"There's bound to be something that comes up. For example, if the mouse we're using on the computer fails, who's got the spare mouse? For most high-level items we have replacements, but there are some things you can only have one of," Professor Siegert said.
Lake Ellsworth is not the only subglacial lake in Antarctica, and a separate Russian team has been working on a similar experiment at Lake Vostok. But Professor Siegert said it was "lazy" to think that there was a race between his team and the Russians, who succeeded in drilling down to Lake Vostok in February.
The British team's technique - using hot water to create a refreezable hole rather than drilling a permanent borehole filled with antifreeze, as the Russians did - means that its results are likely to be free of contaminants, he said.
"Everything in science is competition. But it's not getting into the lake that's important; it's the data we get."
Nonetheless, competition in Antarctic science is hotting up. Geopolitically, a presence on the continent is seen as something that every established international power should have, and South Korea, India and China are all looking to increase their scientific footprints in Antarctica "hugely" over the next 10 to 20 years, Professor Siegert said.
At the same time, "certain nations" are reviewing their own efforts in Antarctica. In the UK, for example, this might take the form of judging the relative values of Arctic and Antarctic science. "But scientifically, there are very good reasons why we might want to do more Antarctic research. So there is a balance to be struck."
Professor Siegert tactfully avoided noting that the Lake Ellsworth expedition is taking place at a time when the British Antarctic Survey itself is under threat and rumours abound that cuts are on the horizon.
The survey's parent body, the Natural Environment Research Council, has proposed merging the British Antarctic Survey with the National Oceanography Centre to create a Centre for Marine and Polar Science.
Press reports suggest that Nerc aims to save £13 million by doing this, although the research council is keen to point out that saving money is only part of the rationale behind the proposal.
The British Antarctic Survey fared relatively well in the 2010 spending review. Nerc chose to hold its budget at £42 million a year until 2015, but inflation is taking a big bite. Rising external costs, particularly for the marine gas oil that powers its ships, have the potential to "cause problems for BAS in maintaining the logistics it depends on in order to deliver its science", the research council said.

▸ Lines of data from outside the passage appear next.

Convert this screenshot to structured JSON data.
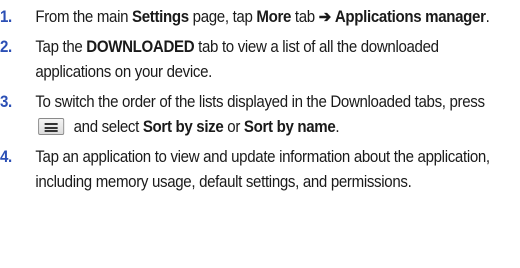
{
  "steps": [
    {
      "number": "1.",
      "parts": [
        "From the main ",
        "Settings",
        " page, tap ",
        "More",
        " tab ",
        "➔",
        " ",
        "Applications manager",
        "."
      ]
    },
    {
      "number": "2.",
      "parts": [
        "Tap the ",
        "DOWNLOADED",
        " tab to view a list of all the downloaded applications on your device."
      ]
    },
    {
      "number": "3.",
      "parts": [
        "To switch the order of the lists displayed in the Downloaded tabs, press",
        " and select ",
        "Sort by size",
        " or ",
        "Sort by name",
        "."
      ],
      "icon": "menu-key-icon"
    },
    {
      "number": "4.",
      "parts": [
        "Tap an application to view and update information about the application, including memory usage, default settings, and permissions."
      ]
    }
  ],
  "colors": {
    "step_number": "#2b4fb5",
    "text": "#1a1a1a"
  }
}
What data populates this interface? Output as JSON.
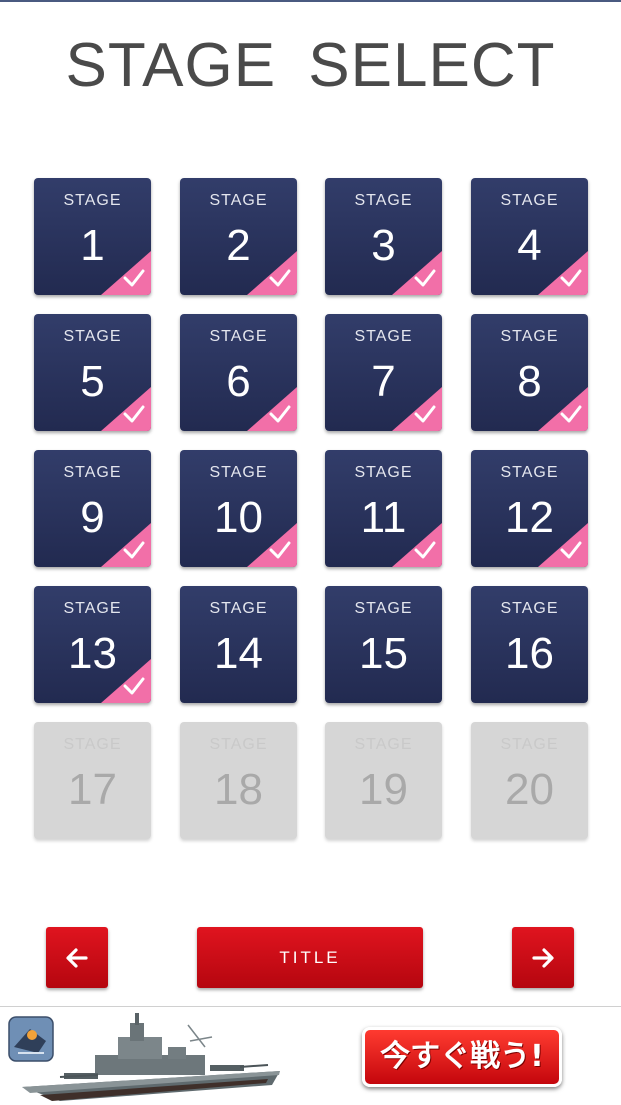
{
  "header": {
    "title": "STAGE  SELECT"
  },
  "stage_grid": {
    "stage_label": "STAGE",
    "stages": [
      {
        "number": "1",
        "status": "cleared"
      },
      {
        "number": "2",
        "status": "cleared"
      },
      {
        "number": "3",
        "status": "cleared"
      },
      {
        "number": "4",
        "status": "cleared"
      },
      {
        "number": "5",
        "status": "cleared"
      },
      {
        "number": "6",
        "status": "cleared"
      },
      {
        "number": "7",
        "status": "cleared"
      },
      {
        "number": "8",
        "status": "cleared"
      },
      {
        "number": "9",
        "status": "cleared"
      },
      {
        "number": "10",
        "status": "cleared"
      },
      {
        "number": "11",
        "status": "cleared"
      },
      {
        "number": "12",
        "status": "cleared"
      },
      {
        "number": "13",
        "status": "cleared"
      },
      {
        "number": "14",
        "status": "unlocked"
      },
      {
        "number": "15",
        "status": "unlocked"
      },
      {
        "number": "16",
        "status": "unlocked"
      },
      {
        "number": "17",
        "status": "locked"
      },
      {
        "number": "18",
        "status": "locked"
      },
      {
        "number": "19",
        "status": "locked"
      },
      {
        "number": "20",
        "status": "locked"
      }
    ]
  },
  "navigation": {
    "prev_icon": "arrow-left-icon",
    "title_button_label": "TITLE",
    "next_icon": "arrow-right-icon"
  },
  "ad_banner": {
    "cta_label": "今すぐ戦う!",
    "app_icon": "game-app-icon",
    "image": "battleship-image"
  },
  "colors": {
    "tile_unlocked": "#2a3460",
    "tile_locked": "#d6d6d6",
    "clear_mark": "#f26fa8",
    "nav_button": "#d10f18",
    "title_text": "#4a4a4a"
  }
}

A month-long consultation on the merger plans closed on 12 October. The morale of survey staff is said to be low. Its director, Nick Owens, left earlier this year after the plans were announced.

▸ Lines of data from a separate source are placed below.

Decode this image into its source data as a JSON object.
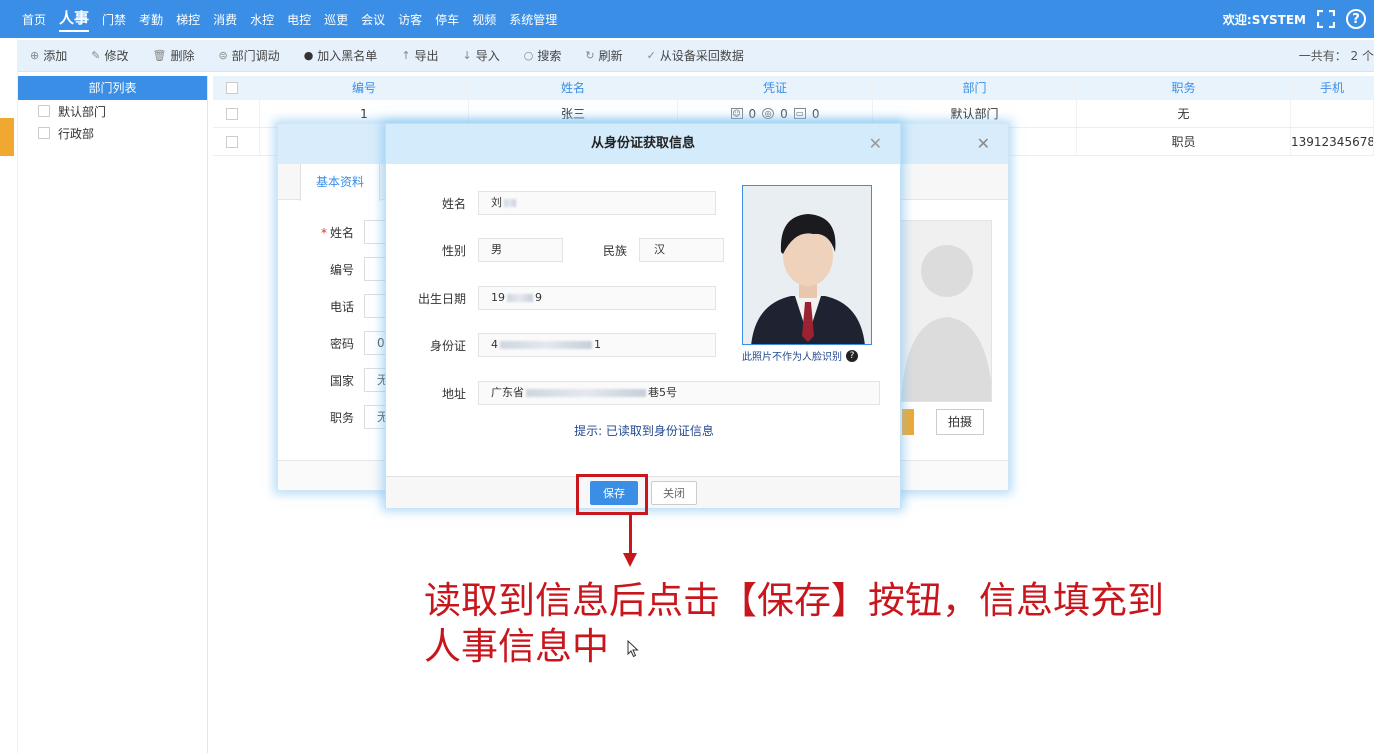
{
  "nav": {
    "items": [
      "首页",
      "人事",
      "门禁",
      "考勤",
      "梯控",
      "消费",
      "水控",
      "电控",
      "巡更",
      "会议",
      "访客",
      "停车",
      "视频",
      "系统管理"
    ],
    "active_index": 1,
    "welcome": "欢迎:SYSTEM",
    "help": "?"
  },
  "toolbar": {
    "add": "添加",
    "edit": "修改",
    "delete": "删除",
    "dept_move": "部门调动",
    "blacklist": "加入黑名单",
    "export": "导出",
    "import": "导入",
    "search": "搜索",
    "refresh": "刷新",
    "collect": "从设备采回数据",
    "total": "一共有： 2 个"
  },
  "dept_panel": {
    "title": "部门列表",
    "items": [
      "默认部门",
      "行政部"
    ]
  },
  "table": {
    "headers": [
      "编号",
      "姓名",
      "凭证",
      "部门",
      "职务",
      "手机"
    ],
    "rows": [
      {
        "id": "1",
        "name": "张三",
        "cred_face": "0",
        "cred_fp": "0",
        "cred_card": "0",
        "dept": "默认部门",
        "job": "无",
        "phone": ""
      },
      {
        "id": "",
        "name": "",
        "dept": "",
        "job": "职员",
        "phone": "13912345678"
      }
    ]
  },
  "back_modal": {
    "tab": "基本资料",
    "fields": [
      {
        "label": "姓名",
        "required": true,
        "value": ""
      },
      {
        "label": "编号",
        "required": false,
        "value": ""
      },
      {
        "label": "电话",
        "required": false,
        "value": ""
      },
      {
        "label": "密码",
        "required": false,
        "value": "00"
      },
      {
        "label": "国家",
        "required": false,
        "value": "无"
      },
      {
        "label": "职务",
        "required": false,
        "value": "无"
      }
    ],
    "snap_button": "拍摄"
  },
  "id_modal": {
    "title": "从身份证获取信息",
    "name_label": "姓名",
    "name_value": "刘",
    "gender_label": "性别",
    "gender_value": "男",
    "ethnic_label": "民族",
    "ethnic_value": "汉",
    "birth_label": "出生日期",
    "birth_prefix": "19",
    "birth_suffix": "9",
    "id_label": "身份证",
    "id_prefix": "4",
    "id_suffix": "1",
    "addr_label": "地址",
    "addr_prefix": "广东省",
    "addr_suffix": "巷5号",
    "photo_note": "此照片不作为人脸识别",
    "hint": "提示: 已读取到身份证信息",
    "save": "保存",
    "close": "关闭"
  },
  "annotation": "读取到信息后点击【保存】按钮，信息填充到人事信息中",
  "colors": {
    "primary": "#3a8ee6",
    "annotation": "#c8161d",
    "accent": "#f0a830"
  }
}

The potential triumph of the Lake Ellsworth team is due in December, just as Nerc's governing council makes a decision on the merger.

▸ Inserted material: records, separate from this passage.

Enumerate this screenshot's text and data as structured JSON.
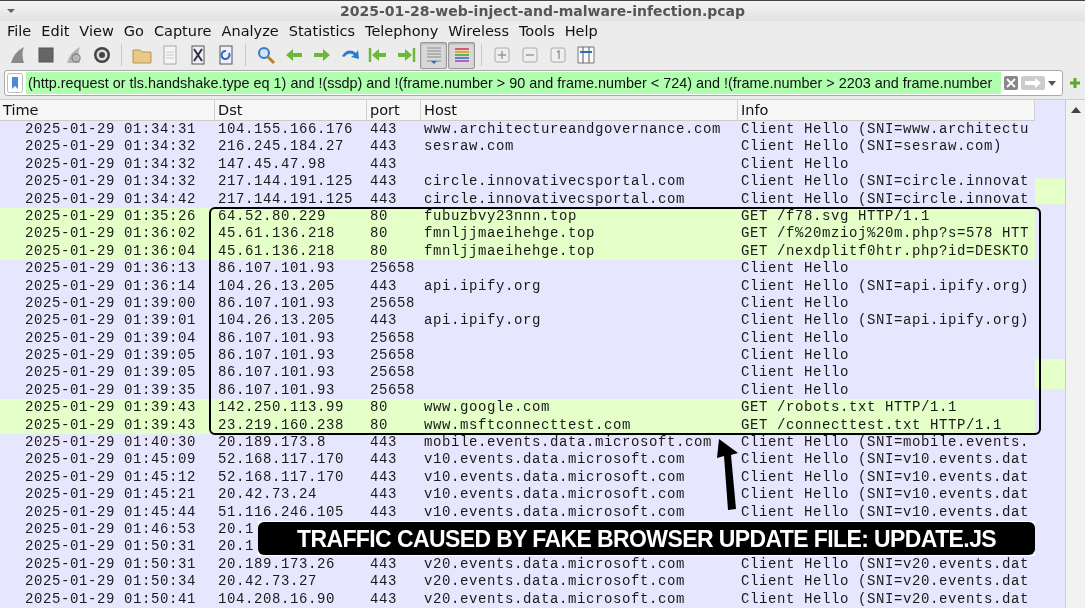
{
  "window": {
    "title": "2025-01-28-web-inject-and-malware-infection.pcap"
  },
  "menu": [
    "File",
    "Edit",
    "View",
    "Go",
    "Capture",
    "Analyze",
    "Statistics",
    "Telephony",
    "Wireless",
    "Tools",
    "Help"
  ],
  "toolbar": [
    [
      {
        "kind": "start",
        "pressed": false
      },
      {
        "kind": "stop",
        "pressed": false
      },
      {
        "kind": "restart",
        "pressed": false
      },
      {
        "kind": "options",
        "pressed": false
      }
    ],
    [
      {
        "kind": "open",
        "pressed": false
      },
      {
        "kind": "save",
        "pressed": false
      },
      {
        "kind": "close",
        "pressed": false
      },
      {
        "kind": "reload",
        "pressed": false
      }
    ],
    [
      {
        "kind": "find",
        "pressed": false
      },
      {
        "kind": "back",
        "pressed": false
      },
      {
        "kind": "forward",
        "pressed": false
      },
      {
        "kind": "goto",
        "pressed": false
      },
      {
        "kind": "first",
        "pressed": false
      },
      {
        "kind": "last",
        "pressed": false
      },
      {
        "kind": "autoscroll",
        "pressed": true
      },
      {
        "kind": "colorize",
        "pressed": true
      }
    ],
    [
      {
        "kind": "zoom-in",
        "pressed": false
      },
      {
        "kind": "zoom-out",
        "pressed": false
      },
      {
        "kind": "zoom-reset",
        "pressed": false
      },
      {
        "kind": "resize",
        "pressed": false
      }
    ]
  ],
  "filter": {
    "value": "(http.request or tls.handshake.type eq 1) and !(ssdp) and !(frame.number > 90 and frame.number < 724) and !(frame.number > 2203 and frame.number",
    "valid": true
  },
  "table": {
    "columns": [
      "Time",
      "Dst",
      "port",
      "Host",
      "Info"
    ],
    "rows": [
      {
        "time": "2025-01-29 01:34:31",
        "dst": "104.155.166.176",
        "port": "443",
        "host": "www.architectureandgovernance.com",
        "info": "Client Hello (SNI=www.architectu",
        "color": "#e7e6ff"
      },
      {
        "time": "2025-01-29 01:34:32",
        "dst": "216.245.184.27",
        "port": "443",
        "host": "sesraw.com",
        "info": "Client Hello (SNI=sesraw.com)",
        "color": "#e7e6ff"
      },
      {
        "time": "2025-01-29 01:34:32",
        "dst": "147.45.47.98",
        "port": "443",
        "host": "",
        "info": "Client Hello",
        "color": "#e7e6ff"
      },
      {
        "time": "2025-01-29 01:34:32",
        "dst": "217.144.191.125",
        "port": "443",
        "host": "circle.innovativecsportal.com",
        "info": "Client Hello (SNI=circle.innovat",
        "color": "#e7e6ff"
      },
      {
        "time": "2025-01-29 01:34:42",
        "dst": "217.144.191.125",
        "port": "443",
        "host": "circle.innovativecsportal.com",
        "info": "Client Hello (SNI=circle.innovat",
        "color": "#e7e6ff"
      },
      {
        "time": "2025-01-29 01:35:26",
        "dst": "64.52.80.229",
        "port": "80",
        "host": "fubuzbvy23nnn.top",
        "info": "GET /f78.svg HTTP/1.1",
        "color": "#e4ffc7"
      },
      {
        "time": "2025-01-29 01:36:02",
        "dst": "45.61.136.218",
        "port": "80",
        "host": "fmnljjmaeihehge.top",
        "info": "GET /f%20mzioj%20m.php?s=578 HTT",
        "color": "#e4ffc7"
      },
      {
        "time": "2025-01-29 01:36:04",
        "dst": "45.61.136.218",
        "port": "80",
        "host": "fmnljjmaeihehge.top",
        "info": "GET /nexdplitf0htr.php?id=DESKTO",
        "color": "#e4ffc7"
      },
      {
        "time": "2025-01-29 01:36:13",
        "dst": "86.107.101.93",
        "port": "25658",
        "host": "",
        "info": "Client Hello",
        "color": "#e7e6ff"
      },
      {
        "time": "2025-01-29 01:36:14",
        "dst": "104.26.13.205",
        "port": "443",
        "host": "api.ipify.org",
        "info": "Client Hello (SNI=api.ipify.org)",
        "color": "#e7e6ff"
      },
      {
        "time": "2025-01-29 01:39:00",
        "dst": "86.107.101.93",
        "port": "25658",
        "host": "",
        "info": "Client Hello",
        "color": "#e7e6ff"
      },
      {
        "time": "2025-01-29 01:39:01",
        "dst": "104.26.13.205",
        "port": "443",
        "host": "api.ipify.org",
        "info": "Client Hello (SNI=api.ipify.org)",
        "color": "#e7e6ff"
      },
      {
        "time": "2025-01-29 01:39:04",
        "dst": "86.107.101.93",
        "port": "25658",
        "host": "",
        "info": "Client Hello",
        "color": "#e7e6ff"
      },
      {
        "time": "2025-01-29 01:39:05",
        "dst": "86.107.101.93",
        "port": "25658",
        "host": "",
        "info": "Client Hello",
        "color": "#e7e6ff"
      },
      {
        "time": "2025-01-29 01:39:05",
        "dst": "86.107.101.93",
        "port": "25658",
        "host": "",
        "info": "Client Hello",
        "color": "#e7e6ff"
      },
      {
        "time": "2025-01-29 01:39:35",
        "dst": "86.107.101.93",
        "port": "25658",
        "host": "",
        "info": "Client Hello",
        "color": "#e7e6ff"
      },
      {
        "time": "2025-01-29 01:39:43",
        "dst": "142.250.113.99",
        "port": "80",
        "host": "www.google.com",
        "info": "GET /robots.txt HTTP/1.1",
        "color": "#e4ffc7"
      },
      {
        "time": "2025-01-29 01:39:43",
        "dst": "23.219.160.238",
        "port": "80",
        "host": "www.msftconnecttest.com",
        "info": "GET /connecttest.txt HTTP/1.1",
        "color": "#e4ffc7"
      },
      {
        "time": "2025-01-29 01:40:30",
        "dst": "20.189.173.8",
        "port": "443",
        "host": "mobile.events.data.microsoft.com",
        "info": "Client Hello (SNI=mobile.events.",
        "color": "#e7e6ff"
      },
      {
        "time": "2025-01-29 01:45:09",
        "dst": "52.168.117.170",
        "port": "443",
        "host": "v10.events.data.microsoft.com",
        "info": "Client Hello (SNI=v10.events.dat",
        "color": "#e7e6ff"
      },
      {
        "time": "2025-01-29 01:45:12",
        "dst": "52.168.117.170",
        "port": "443",
        "host": "v10.events.data.microsoft.com",
        "info": "Client Hello (SNI=v10.events.dat",
        "color": "#e7e6ff"
      },
      {
        "time": "2025-01-29 01:45:21",
        "dst": "20.42.73.24",
        "port": "443",
        "host": "v10.events.data.microsoft.com",
        "info": "Client Hello (SNI=v10.events.dat",
        "color": "#e7e6ff"
      },
      {
        "time": "2025-01-29 01:45:44",
        "dst": "51.116.246.105",
        "port": "443",
        "host": "v10.events.data.microsoft.com",
        "info": "Client Hello (SNI=v10.events.dat",
        "color": "#e7e6ff"
      },
      {
        "time": "2025-01-29 01:46:53",
        "dst": "20.1",
        "color": "#e7e6ff"
      },
      {
        "time": "2025-01-29 01:50:31",
        "dst": "20.1",
        "color": "#e7e6ff"
      },
      {
        "time": "2025-01-29 01:50:31",
        "dst": "20.189.173.26",
        "port": "443",
        "host": "v20.events.data.microsoft.com",
        "info": "Client Hello (SNI=v20.events.dat",
        "color": "#e7e6ff"
      },
      {
        "time": "2025-01-29 01:50:34",
        "dst": "20.42.73.27",
        "port": "443",
        "host": "v20.events.data.microsoft.com",
        "info": "Client Hello (SNI=v20.events.dat",
        "color": "#e7e6ff"
      },
      {
        "time": "2025-01-29 01:50:41",
        "dst": "104.208.16.90",
        "port": "443",
        "host": "v20.events.data.microsoft.com",
        "info": "Client Hello (SNI=v20.events.dat",
        "color": "#e7e6ff"
      }
    ]
  },
  "annotation": {
    "caption": "TRAFFIC CAUSED BY FAKE BROWSER UPDATE FILE: UPDATE.JS"
  }
}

Professor Siegert believes that the expedition's results are likely to raise more questions than they answer. If no life is found, Lake Ellsworth will be the first place with an abundance of water but no life. If life is present, there will be questions about its form and habitat.
"If the science after all of that is compelling, then we might well put another proposal in to go back to this lake or another," he said.
Look to the long term
The expedition should also serve as a reminder of the necessity and value of long-term science projects, he added. Assembling the skills and budget to carry out such an experiment took years of planning and personal dedication. Professor Siegert routinely advises early career scientists to exploit their ability to plan ambitious long-term projects - something that the UK research environment does not necessarily encourage, he said.
"Higher education is full of short-termism. With surveys, the REF (research excellence framework) ... it's all about the next league table and the next three or four years. But to do big science, you need long-term planning."